Stonehenge’s builders left no known written records, so scholars (and non-scholars) have long speculated about why it was constructed. In the early 12th century, Geoffrey of Monmouth, one of the first people to write about the ancient site, claimed it was erected as a memorial to hundreds of Britons who were slayed by the Saxons. According to Geoffrey, the wizard Merlin supposedly directed that the stones for the monument be procured from the Giants’ Ring, a stone circle with magical healing powers said to be located in Ireland. Another theory, suggested by John Aubrey and 18th century archaeologist William Stukeley, is that Stonehenge was built as a Druid temple. Modern scholars say Stonehenge’s construction predated the Druids; however, present-day Druids view it as a sacred spot.
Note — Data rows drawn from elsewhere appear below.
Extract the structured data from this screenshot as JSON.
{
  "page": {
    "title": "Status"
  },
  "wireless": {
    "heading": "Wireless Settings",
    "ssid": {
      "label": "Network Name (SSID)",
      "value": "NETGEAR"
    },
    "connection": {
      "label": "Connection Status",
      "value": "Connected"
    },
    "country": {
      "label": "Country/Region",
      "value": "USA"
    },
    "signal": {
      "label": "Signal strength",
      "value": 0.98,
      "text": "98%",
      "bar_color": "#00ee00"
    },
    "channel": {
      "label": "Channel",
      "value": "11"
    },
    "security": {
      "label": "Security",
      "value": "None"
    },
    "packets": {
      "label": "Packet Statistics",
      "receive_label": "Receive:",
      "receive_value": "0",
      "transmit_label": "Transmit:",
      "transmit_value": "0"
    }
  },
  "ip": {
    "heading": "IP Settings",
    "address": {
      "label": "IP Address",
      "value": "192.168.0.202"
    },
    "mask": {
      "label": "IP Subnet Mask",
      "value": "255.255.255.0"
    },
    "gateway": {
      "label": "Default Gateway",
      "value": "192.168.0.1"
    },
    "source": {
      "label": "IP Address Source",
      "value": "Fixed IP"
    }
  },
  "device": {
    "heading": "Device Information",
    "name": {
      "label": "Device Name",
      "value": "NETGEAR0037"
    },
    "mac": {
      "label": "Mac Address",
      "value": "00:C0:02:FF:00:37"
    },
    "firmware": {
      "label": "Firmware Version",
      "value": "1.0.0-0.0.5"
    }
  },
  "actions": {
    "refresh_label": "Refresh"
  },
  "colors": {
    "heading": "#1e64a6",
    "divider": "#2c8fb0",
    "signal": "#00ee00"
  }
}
Another theory, introduced in the 1960s, holds that Stonehenge was an astronomical computer used to predict eclipses. And in 2008, archaeologists suggested that Stonehenge was a center for healing, a prehistoric version of Lourdes that attracted the sick and injured. Meanwhile, there’s a contingent of people who believe Stonehenge is a landing pad for ancient space aliens, and British authorities have received reports from the public about UFOs hovering near the famous monument.

5. Summer solstice gatherings were banned at Stonehenge.

First held in 1974 during the summer solstice, the Stonehenge Free Festival started as a counter-culture gathering that grew significantly in size over time. After tens of thousands of people showed up for the 1984 festival, authorities, concerned about such issues as open drug use, banned the event for the following year. Nevertheless, on June 1, 1985, a long convoy of vehicles filled with would-be festival goers (who were part of a movement called the New Age Travellers) made its way toward Stonehenge.

About seven miles from the ancient site, police stopped the convoy. Accounts of what happened next vary: Law enforcement officers claimed they were attacked by people in the vehicles, while those in the convoy said the police dragged various individuals, unprovoked, from their vehicles and beat them. The Travellers fled to a nearby beanfield, where they were surrounded by police, and more violence ensued. Two dozen people were hospitalized, and numerous arrests were made. In the aftermath of the so-called Battle of the Beanfield, summer solstice gatherings at Stonehenge were prohibited until 2000.

6. Darwin studied worms there.

In 1877, naturalist Charles Darwin traveled to Stonehenge to conduct research on a subject that had long fascinated him: earthworms. During his visit, Darwin, who was interested in the impact that worms had on objects in the soil over time, observed how a fallen stone at the ancient monument had sunk deeper into the ground as a result of the activities of the lowly creatures, who continually churn through the soil. Darwin’s research was included in what would be his final book, “The Formation of Vegetable Mould Through the Action of Worms,” published in 1881.

7. Stonehenge is just one of several prehistoric stone circles in Great Britain.

While Stonehenge has been referred to as the most architecturally sophisticated ancient stone circle, the largest of them is Avebury, located 25 miles north of Stonehenge. Constructed between 2850 B.C. and 2200 B.C., Avebury today consists of a massive circular bank and ditch enclosing 28.5 acres. Inside the ditch is an inner stone circle that encloses two smaller stone circles. During the Medieval era, a number of the stones were knocked over and buried by local Christians who believed they were pagan symbols. Later, some of the stones were broken up and used as building materials. In the 1930s, archaeologist Alexander Keiller, heir to a British marmalade fortune, purchased the site. Keiller cleared away old cottages and farm buildings and re-erected many of the stones. As with Stonehenge, it’s uncertain for what exact purpose Avebury was used by ancient people.